▶ _WHAT THE TASK REQUIRES_
Your answer must consist of the lines running from the one that holds "Convert this screenshot" to the end of the data, copied exactly.

*** Block opens ***

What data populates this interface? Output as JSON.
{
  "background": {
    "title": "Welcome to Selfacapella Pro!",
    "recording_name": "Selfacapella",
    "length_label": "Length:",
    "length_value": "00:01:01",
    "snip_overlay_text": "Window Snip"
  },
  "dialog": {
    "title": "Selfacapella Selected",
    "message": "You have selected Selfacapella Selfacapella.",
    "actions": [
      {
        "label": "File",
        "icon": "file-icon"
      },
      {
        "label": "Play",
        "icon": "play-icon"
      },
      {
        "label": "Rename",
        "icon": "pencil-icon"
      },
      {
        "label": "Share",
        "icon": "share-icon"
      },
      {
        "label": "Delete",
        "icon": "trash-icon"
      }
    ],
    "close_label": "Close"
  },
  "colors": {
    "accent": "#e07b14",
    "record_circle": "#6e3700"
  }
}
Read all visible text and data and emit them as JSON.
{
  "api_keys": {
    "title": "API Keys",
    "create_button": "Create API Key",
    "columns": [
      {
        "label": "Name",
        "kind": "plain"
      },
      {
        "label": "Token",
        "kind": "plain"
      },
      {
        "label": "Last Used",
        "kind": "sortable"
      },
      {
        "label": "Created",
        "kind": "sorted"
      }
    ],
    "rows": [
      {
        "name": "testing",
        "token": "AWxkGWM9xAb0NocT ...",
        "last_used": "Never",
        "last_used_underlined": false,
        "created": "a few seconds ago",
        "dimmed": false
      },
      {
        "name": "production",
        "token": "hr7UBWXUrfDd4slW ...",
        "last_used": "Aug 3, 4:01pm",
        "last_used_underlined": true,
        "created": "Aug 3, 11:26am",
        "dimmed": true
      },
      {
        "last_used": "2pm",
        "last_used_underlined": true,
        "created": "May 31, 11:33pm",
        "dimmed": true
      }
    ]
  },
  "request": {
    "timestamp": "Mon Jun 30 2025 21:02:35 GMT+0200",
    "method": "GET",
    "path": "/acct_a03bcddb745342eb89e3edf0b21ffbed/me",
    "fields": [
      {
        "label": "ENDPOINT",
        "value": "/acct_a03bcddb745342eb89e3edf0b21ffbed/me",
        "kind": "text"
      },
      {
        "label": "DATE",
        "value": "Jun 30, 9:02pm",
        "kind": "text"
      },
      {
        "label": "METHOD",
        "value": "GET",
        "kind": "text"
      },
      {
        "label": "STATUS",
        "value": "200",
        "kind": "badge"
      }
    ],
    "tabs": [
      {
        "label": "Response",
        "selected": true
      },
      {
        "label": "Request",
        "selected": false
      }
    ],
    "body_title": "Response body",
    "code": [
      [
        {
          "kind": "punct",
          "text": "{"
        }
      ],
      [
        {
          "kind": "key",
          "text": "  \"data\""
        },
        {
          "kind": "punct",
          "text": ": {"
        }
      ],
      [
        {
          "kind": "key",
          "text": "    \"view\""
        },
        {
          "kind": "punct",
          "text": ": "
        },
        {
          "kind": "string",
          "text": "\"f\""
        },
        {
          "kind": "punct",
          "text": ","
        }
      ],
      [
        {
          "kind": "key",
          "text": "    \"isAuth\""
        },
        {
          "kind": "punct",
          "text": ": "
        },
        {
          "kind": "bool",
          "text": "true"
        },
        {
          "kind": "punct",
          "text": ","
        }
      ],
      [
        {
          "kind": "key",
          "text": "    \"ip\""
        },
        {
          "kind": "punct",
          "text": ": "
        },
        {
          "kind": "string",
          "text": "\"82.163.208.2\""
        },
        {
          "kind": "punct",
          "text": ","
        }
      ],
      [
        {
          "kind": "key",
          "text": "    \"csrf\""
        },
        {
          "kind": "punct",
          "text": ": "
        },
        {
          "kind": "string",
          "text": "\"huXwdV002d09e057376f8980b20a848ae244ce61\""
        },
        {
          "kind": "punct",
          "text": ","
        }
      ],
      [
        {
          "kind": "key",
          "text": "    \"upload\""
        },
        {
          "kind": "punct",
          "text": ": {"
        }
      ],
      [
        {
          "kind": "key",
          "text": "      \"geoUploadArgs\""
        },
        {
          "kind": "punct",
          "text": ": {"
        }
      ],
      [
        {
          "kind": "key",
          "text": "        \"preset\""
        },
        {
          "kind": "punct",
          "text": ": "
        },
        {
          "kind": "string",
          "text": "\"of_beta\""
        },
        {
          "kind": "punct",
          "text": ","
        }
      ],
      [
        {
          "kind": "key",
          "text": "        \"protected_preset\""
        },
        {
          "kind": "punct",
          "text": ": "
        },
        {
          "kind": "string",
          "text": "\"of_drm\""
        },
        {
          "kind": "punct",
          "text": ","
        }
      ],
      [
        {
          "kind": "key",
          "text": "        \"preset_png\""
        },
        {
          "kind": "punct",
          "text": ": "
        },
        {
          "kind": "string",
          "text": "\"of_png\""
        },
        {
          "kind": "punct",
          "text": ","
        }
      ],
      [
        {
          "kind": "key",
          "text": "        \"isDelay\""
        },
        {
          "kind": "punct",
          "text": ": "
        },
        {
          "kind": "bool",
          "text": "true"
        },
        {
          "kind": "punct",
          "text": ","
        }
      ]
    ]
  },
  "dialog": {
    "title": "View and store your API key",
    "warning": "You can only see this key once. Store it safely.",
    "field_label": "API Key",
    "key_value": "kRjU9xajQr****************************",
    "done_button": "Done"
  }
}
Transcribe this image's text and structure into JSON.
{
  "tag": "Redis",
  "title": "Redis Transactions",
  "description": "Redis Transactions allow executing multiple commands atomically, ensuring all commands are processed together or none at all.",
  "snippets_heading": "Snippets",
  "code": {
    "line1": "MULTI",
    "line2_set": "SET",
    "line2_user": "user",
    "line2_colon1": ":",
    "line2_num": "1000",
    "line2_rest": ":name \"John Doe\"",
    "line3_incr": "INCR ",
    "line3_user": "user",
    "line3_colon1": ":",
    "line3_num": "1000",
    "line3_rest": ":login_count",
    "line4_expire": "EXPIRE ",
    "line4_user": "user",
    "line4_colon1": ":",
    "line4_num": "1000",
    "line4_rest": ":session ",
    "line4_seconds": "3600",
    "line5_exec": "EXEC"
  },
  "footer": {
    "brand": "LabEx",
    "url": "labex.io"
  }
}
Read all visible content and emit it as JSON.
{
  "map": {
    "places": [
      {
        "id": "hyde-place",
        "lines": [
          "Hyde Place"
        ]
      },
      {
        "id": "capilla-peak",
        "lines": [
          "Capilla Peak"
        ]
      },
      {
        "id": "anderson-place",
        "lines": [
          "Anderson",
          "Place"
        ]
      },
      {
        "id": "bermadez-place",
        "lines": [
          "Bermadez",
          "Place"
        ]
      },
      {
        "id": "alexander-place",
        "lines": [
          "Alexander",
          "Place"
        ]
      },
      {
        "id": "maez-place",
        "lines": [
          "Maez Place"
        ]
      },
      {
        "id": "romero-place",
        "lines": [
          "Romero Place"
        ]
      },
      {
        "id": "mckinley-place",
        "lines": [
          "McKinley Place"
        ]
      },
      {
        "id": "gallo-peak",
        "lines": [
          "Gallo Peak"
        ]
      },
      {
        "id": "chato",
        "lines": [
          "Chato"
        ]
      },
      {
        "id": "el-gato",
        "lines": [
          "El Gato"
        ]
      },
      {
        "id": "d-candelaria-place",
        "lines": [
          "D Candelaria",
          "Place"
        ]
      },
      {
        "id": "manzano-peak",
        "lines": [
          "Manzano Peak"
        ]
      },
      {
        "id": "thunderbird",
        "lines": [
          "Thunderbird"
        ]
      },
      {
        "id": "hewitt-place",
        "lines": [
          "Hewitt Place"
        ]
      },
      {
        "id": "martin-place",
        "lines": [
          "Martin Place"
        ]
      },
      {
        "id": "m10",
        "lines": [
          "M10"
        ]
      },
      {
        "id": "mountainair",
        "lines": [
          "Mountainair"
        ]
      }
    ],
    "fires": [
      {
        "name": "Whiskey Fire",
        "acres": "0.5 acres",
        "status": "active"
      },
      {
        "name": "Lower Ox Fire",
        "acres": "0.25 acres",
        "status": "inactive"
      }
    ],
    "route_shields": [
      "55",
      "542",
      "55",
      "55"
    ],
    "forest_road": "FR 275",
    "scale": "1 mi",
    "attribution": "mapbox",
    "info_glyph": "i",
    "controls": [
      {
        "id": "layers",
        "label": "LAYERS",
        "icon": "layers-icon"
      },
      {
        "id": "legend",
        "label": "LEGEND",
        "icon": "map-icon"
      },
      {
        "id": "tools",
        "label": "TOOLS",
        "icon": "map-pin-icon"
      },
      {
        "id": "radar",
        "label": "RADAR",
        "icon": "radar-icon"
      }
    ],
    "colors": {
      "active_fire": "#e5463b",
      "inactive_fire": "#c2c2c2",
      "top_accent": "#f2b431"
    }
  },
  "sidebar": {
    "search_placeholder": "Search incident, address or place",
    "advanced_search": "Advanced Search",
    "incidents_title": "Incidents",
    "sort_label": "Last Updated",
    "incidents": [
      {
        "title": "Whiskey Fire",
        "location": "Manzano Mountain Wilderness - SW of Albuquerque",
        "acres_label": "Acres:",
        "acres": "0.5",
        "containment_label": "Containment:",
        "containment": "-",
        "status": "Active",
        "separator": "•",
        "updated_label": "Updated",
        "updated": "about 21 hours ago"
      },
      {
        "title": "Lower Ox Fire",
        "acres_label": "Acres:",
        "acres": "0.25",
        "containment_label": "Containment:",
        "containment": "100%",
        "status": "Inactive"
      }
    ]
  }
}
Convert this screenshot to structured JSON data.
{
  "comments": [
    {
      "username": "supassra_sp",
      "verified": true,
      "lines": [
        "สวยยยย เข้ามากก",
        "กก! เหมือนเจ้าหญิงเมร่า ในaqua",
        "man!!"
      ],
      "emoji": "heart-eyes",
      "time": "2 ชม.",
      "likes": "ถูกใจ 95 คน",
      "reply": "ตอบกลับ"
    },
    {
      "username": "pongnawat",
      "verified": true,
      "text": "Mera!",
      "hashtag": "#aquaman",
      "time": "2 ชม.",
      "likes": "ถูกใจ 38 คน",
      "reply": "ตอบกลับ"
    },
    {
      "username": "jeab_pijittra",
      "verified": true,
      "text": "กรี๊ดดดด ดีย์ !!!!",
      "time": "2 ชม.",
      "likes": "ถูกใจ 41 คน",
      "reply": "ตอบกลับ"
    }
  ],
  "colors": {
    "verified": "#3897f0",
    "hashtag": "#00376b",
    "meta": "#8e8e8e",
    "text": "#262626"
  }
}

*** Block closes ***

▶ _TASK OUTPUT_
Convert this screenshot to structured JSON data.
{
  "comments": [
    {
      "username": "supassra_sp",
      "verified": true,
      "lines": [
        "สวยยยย เข้ามากก",
        "กก! เหมือนเจ้าหญิงเมร่า ในaqua",
        "man!!"
      ],
      "emoji": "heart-eyes",
      "time": "2 ชม.",
      "likes": "ถูกใจ 95 คน",
      "reply": "ตอบกลับ"
    },
    {
      "username": "pongnawat",
      "verified": true,
      "text": "Mera!",
      "hashtag": "#aquaman",
      "time": "2 ชม.",
      "likes": "ถูกใจ 38 คน",
      "reply": "ตอบกลับ"
    },
    {
      "username": "jeab_pijittra",
      "verified": true,
      "text": "กรี๊ดดดด ดีย์ !!!!",
      "time": "2 ชม.",
      "likes": "ถูกใจ 41 คน",
      "reply": "ตอบกลับ"
    }
  ],
  "colors": {
    "verified": "#3897f0",
    "hashtag": "#00376b",
    "meta": "#8e8e8e",
    "text": "#262626"
  }
}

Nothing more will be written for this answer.